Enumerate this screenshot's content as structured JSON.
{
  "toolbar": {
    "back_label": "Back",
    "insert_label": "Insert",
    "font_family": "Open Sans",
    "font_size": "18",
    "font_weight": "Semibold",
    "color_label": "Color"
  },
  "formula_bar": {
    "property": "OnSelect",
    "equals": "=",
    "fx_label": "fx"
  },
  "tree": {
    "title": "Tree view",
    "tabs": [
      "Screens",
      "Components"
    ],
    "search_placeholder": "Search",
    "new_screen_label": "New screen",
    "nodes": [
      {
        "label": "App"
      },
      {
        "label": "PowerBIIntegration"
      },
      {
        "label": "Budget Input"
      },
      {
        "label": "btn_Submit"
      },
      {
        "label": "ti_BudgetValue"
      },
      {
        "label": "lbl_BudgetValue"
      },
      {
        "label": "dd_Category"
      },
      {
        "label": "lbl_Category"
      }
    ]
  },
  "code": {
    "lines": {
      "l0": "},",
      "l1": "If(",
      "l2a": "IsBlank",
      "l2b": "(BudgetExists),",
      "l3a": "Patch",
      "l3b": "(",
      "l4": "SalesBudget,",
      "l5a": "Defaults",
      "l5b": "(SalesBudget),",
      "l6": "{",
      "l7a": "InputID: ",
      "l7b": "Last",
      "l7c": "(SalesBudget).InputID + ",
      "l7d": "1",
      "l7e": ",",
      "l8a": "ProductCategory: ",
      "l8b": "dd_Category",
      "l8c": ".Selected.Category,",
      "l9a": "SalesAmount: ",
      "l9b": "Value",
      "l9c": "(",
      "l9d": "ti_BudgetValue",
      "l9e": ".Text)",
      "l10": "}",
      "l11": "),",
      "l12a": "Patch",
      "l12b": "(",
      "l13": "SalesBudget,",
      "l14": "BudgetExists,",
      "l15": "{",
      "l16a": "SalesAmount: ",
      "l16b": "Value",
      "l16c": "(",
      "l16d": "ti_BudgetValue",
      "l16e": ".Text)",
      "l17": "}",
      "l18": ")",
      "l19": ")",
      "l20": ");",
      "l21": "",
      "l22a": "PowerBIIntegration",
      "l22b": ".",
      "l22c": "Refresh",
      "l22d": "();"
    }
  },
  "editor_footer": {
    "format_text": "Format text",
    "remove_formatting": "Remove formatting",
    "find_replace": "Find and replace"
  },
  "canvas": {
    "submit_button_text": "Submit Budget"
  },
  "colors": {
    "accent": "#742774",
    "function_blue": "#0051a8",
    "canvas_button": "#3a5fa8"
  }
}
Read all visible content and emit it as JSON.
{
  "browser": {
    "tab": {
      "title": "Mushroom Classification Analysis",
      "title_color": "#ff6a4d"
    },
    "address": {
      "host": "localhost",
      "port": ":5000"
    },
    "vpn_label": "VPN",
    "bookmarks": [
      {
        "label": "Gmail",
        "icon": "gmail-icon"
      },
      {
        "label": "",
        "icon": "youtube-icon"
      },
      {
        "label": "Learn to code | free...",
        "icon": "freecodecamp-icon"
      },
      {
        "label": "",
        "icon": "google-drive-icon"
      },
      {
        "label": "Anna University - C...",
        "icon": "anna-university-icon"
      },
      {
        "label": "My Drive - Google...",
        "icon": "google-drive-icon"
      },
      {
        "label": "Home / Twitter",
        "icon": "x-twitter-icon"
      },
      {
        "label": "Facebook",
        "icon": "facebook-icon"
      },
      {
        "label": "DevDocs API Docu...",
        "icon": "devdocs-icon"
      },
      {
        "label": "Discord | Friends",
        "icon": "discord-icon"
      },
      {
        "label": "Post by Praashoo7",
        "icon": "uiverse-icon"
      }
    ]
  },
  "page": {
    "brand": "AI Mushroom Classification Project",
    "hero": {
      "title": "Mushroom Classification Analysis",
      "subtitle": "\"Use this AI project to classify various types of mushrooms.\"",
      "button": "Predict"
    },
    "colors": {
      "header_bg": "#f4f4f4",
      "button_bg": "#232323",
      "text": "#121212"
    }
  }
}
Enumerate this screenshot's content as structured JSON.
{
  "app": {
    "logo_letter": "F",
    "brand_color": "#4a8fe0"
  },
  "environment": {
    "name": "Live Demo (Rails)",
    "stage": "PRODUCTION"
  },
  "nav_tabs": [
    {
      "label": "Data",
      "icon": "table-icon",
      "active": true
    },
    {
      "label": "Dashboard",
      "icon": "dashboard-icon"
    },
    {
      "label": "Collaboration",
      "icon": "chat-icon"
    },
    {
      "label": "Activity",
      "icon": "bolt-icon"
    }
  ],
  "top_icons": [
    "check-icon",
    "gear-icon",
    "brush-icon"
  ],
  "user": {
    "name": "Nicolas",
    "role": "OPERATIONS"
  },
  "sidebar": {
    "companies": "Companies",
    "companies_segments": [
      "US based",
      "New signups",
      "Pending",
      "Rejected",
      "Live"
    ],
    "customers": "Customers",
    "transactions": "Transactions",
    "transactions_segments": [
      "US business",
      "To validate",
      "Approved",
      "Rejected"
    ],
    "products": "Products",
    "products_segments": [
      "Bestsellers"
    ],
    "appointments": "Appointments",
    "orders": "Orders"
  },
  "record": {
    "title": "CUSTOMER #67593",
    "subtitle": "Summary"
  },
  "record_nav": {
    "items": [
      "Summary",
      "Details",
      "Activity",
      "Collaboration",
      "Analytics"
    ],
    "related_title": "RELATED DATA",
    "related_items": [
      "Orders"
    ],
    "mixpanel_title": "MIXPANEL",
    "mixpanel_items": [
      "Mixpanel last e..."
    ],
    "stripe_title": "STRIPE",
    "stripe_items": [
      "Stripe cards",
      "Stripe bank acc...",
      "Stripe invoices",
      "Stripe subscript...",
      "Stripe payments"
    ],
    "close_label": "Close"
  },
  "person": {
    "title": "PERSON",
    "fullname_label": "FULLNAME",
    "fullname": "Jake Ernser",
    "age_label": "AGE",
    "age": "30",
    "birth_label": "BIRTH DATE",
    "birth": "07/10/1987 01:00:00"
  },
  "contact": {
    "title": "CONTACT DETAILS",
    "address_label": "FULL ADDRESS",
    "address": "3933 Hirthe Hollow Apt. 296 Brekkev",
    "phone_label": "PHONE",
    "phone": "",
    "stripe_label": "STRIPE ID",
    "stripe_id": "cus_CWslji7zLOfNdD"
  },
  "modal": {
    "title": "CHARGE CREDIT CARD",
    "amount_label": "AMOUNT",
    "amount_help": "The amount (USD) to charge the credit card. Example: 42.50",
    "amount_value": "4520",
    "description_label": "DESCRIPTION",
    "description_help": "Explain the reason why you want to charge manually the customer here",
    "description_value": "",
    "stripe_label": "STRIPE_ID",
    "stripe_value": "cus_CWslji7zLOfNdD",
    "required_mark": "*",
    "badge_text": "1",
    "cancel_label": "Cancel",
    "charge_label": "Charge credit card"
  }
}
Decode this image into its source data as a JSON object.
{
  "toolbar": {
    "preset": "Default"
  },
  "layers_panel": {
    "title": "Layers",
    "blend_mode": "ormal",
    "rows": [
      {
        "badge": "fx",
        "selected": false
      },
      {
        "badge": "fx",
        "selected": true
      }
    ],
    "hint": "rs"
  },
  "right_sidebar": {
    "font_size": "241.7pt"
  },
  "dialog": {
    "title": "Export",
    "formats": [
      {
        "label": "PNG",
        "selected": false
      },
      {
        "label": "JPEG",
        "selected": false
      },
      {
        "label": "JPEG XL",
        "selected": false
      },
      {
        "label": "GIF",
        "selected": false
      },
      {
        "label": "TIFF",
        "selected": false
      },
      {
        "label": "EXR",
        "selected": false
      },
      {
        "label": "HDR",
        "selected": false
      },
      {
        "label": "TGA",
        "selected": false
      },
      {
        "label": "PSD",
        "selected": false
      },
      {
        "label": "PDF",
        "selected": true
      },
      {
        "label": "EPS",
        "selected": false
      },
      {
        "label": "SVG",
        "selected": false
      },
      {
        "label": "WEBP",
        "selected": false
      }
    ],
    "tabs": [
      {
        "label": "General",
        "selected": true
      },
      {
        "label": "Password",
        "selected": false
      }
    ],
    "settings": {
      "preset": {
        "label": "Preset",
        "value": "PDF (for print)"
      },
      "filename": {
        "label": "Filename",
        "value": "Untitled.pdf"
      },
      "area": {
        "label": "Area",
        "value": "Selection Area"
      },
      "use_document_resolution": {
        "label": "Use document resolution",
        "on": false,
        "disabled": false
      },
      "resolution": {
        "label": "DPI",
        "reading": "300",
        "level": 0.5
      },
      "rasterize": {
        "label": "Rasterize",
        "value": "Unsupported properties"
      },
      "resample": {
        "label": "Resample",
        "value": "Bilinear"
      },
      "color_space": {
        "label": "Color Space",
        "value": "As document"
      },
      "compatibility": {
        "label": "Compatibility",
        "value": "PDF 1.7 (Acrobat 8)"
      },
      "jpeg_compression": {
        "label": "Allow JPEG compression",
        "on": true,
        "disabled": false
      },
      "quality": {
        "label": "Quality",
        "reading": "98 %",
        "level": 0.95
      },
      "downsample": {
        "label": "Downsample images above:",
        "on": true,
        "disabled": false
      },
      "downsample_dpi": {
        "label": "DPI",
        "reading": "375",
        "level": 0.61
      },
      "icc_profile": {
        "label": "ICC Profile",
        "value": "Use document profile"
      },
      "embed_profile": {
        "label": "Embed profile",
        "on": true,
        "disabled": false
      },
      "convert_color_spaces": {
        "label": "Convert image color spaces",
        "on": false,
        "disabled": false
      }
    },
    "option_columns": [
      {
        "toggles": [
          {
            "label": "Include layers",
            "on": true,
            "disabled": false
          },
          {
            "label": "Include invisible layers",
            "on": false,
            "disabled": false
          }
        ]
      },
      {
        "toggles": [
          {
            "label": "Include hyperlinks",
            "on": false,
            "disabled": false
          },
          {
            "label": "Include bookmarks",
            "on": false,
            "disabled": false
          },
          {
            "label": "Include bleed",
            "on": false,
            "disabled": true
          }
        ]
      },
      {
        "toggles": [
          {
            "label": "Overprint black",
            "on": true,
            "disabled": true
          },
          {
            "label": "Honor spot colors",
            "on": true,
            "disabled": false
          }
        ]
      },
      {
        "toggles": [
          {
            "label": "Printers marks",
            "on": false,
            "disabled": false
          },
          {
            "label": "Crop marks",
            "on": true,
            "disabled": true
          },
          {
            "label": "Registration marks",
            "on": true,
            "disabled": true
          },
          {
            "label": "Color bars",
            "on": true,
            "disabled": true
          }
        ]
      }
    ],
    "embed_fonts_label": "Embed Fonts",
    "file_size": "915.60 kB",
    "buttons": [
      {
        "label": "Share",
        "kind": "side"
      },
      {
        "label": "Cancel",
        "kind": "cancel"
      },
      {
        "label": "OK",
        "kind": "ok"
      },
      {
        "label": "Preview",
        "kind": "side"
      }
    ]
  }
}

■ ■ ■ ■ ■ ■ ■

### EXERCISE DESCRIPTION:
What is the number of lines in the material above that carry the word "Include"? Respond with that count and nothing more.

### ANSWER BOX:
5